:: Requirement ::
Each line in the entries below that holds the string "structure" is to be listed.

:: Entries from a dataset of interfaces ::
((

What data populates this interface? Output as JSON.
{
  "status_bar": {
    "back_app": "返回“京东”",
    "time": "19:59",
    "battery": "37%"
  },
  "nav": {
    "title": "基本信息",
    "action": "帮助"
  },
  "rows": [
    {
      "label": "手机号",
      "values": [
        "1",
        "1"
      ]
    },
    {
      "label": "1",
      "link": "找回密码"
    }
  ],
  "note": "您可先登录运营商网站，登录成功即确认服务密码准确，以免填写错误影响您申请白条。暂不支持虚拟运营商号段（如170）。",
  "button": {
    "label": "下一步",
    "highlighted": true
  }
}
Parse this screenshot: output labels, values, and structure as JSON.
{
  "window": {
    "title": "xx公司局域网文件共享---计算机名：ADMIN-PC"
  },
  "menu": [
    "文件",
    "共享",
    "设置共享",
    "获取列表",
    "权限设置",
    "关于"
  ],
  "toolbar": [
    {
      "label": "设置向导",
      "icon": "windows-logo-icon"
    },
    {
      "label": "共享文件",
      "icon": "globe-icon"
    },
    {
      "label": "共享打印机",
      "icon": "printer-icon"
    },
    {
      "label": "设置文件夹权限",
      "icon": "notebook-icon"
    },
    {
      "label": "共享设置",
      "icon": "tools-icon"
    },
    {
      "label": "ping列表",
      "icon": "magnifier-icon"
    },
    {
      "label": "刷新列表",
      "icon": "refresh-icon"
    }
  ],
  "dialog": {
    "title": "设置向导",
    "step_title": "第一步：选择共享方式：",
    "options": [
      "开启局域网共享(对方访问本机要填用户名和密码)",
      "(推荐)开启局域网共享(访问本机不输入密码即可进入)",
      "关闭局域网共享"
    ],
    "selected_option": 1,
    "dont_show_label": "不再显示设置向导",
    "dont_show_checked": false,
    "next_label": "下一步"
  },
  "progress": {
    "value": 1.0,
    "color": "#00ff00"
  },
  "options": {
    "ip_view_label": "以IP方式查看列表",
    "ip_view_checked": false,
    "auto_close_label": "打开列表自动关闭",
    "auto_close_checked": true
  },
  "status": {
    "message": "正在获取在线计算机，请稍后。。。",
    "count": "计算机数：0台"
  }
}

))
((

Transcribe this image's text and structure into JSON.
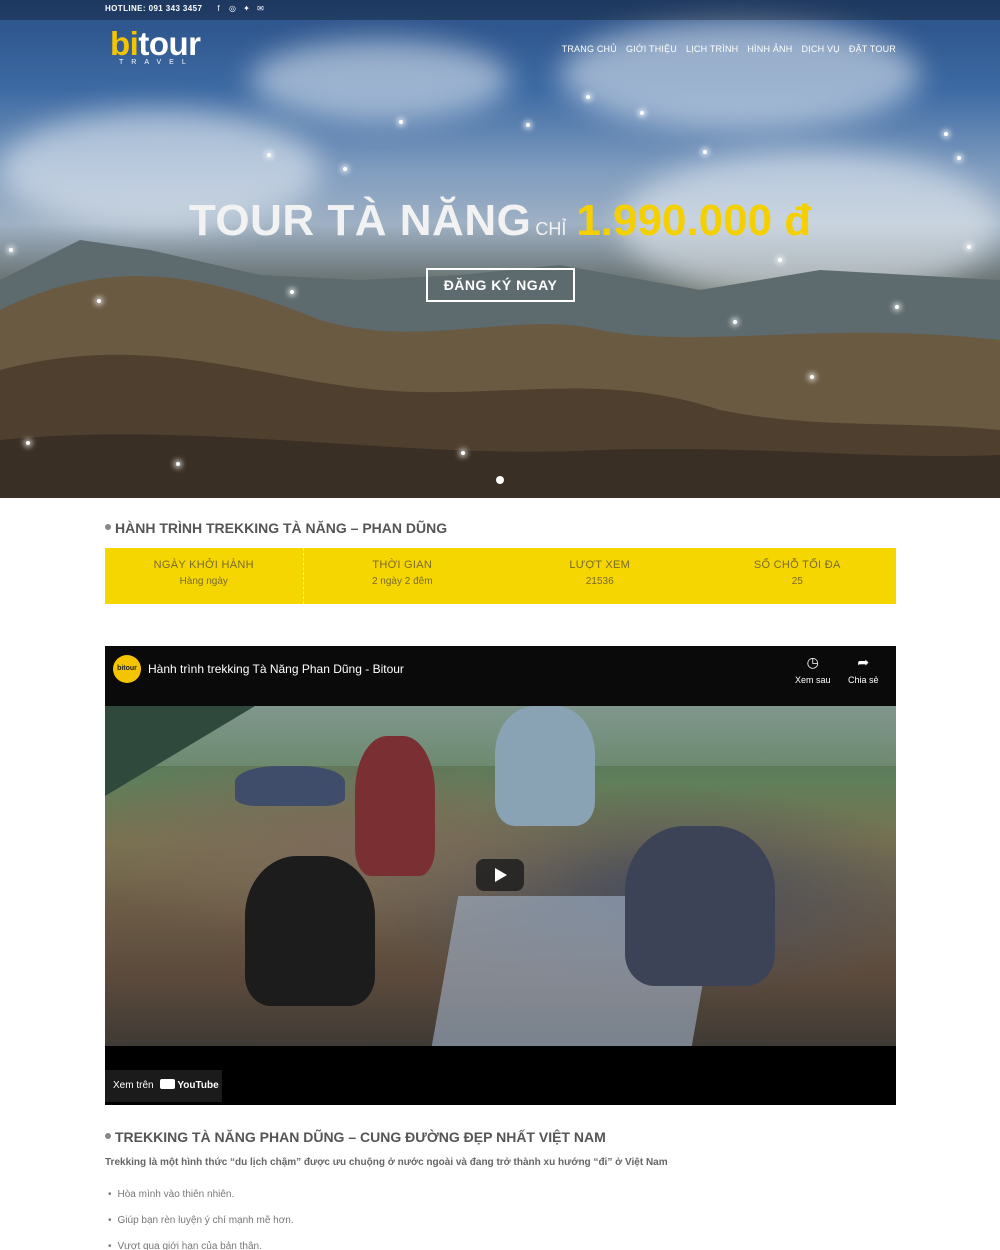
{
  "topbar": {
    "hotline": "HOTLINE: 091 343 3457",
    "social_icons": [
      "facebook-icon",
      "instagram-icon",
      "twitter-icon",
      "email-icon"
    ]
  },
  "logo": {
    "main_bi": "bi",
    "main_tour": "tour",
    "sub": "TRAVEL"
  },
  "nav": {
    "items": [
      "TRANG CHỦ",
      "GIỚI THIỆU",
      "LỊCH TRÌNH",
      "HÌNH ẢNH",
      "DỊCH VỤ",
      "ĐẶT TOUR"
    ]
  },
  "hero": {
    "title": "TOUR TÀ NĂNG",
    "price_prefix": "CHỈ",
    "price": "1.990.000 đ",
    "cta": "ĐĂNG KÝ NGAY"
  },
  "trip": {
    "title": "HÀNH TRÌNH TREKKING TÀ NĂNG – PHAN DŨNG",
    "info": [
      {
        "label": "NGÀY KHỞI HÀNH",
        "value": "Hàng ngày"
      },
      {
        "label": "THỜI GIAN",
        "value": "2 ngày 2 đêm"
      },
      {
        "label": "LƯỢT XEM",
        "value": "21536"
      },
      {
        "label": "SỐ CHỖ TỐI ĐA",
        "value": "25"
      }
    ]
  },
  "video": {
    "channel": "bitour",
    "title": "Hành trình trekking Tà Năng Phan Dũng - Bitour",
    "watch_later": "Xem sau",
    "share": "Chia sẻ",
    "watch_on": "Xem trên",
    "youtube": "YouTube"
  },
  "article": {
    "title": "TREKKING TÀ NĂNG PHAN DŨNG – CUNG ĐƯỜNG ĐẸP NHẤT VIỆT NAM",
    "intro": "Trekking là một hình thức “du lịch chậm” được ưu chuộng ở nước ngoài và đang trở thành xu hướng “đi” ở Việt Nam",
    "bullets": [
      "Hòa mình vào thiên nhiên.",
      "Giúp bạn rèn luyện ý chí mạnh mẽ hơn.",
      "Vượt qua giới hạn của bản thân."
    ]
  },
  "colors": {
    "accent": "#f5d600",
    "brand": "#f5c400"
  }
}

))
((

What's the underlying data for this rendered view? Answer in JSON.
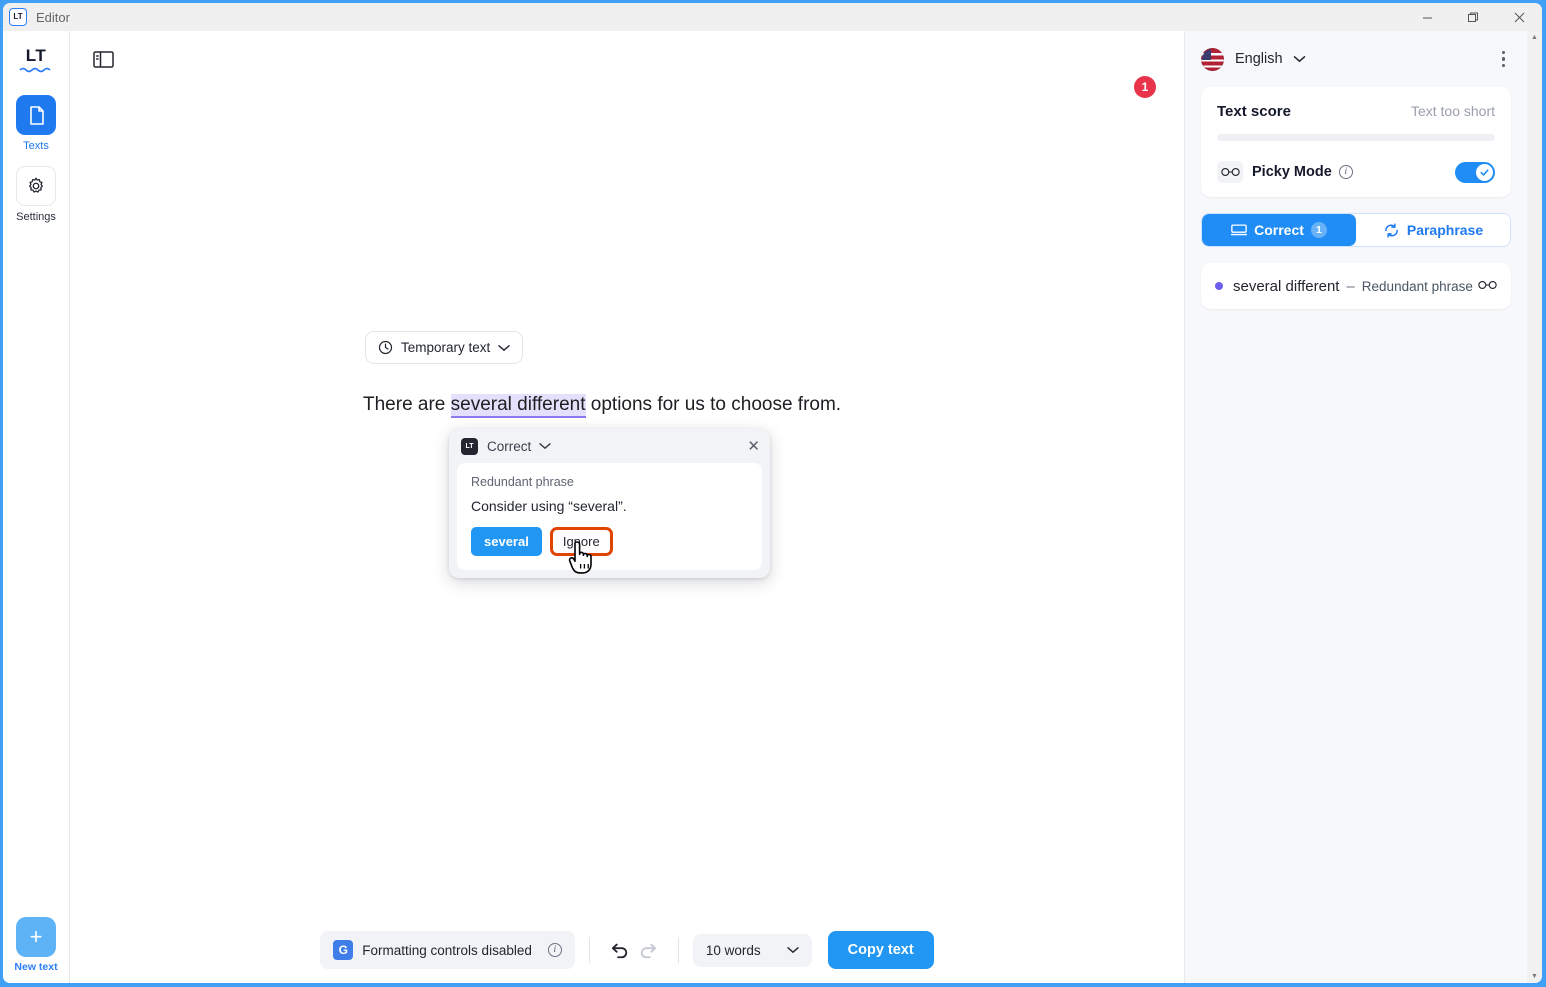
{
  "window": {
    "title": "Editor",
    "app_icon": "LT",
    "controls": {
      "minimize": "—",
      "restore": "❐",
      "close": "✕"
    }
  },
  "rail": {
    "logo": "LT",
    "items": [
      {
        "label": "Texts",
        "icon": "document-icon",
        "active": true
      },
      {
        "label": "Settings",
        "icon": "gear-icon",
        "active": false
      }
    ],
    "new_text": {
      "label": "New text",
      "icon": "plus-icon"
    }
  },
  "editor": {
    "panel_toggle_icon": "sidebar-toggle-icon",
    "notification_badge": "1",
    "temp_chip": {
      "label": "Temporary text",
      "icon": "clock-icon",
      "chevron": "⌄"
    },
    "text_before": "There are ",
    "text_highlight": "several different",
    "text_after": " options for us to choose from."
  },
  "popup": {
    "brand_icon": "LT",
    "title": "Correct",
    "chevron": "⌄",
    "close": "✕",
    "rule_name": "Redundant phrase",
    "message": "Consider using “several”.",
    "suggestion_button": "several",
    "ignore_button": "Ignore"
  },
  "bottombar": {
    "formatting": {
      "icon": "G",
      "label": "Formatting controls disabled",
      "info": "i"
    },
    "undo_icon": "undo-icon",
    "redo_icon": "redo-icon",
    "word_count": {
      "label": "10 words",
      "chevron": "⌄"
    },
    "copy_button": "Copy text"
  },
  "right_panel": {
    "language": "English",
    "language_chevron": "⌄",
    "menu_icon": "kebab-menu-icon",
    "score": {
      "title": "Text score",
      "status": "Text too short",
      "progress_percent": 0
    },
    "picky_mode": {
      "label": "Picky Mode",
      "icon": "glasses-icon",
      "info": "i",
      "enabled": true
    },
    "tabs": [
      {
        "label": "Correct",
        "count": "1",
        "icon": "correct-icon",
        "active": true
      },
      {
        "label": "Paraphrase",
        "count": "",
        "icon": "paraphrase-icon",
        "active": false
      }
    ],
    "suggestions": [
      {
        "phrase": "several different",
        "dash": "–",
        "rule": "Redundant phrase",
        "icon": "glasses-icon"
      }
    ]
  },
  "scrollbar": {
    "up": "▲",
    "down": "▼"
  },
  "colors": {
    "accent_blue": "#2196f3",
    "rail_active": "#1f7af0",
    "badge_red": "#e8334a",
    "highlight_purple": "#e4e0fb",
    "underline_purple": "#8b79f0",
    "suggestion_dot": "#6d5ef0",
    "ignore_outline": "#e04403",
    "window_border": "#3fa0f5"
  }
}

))

:: Solution for this problem ::
Parse this screenshot: output labels, values, and structure as JSON.
Transcribe this image's text and structure into JSON.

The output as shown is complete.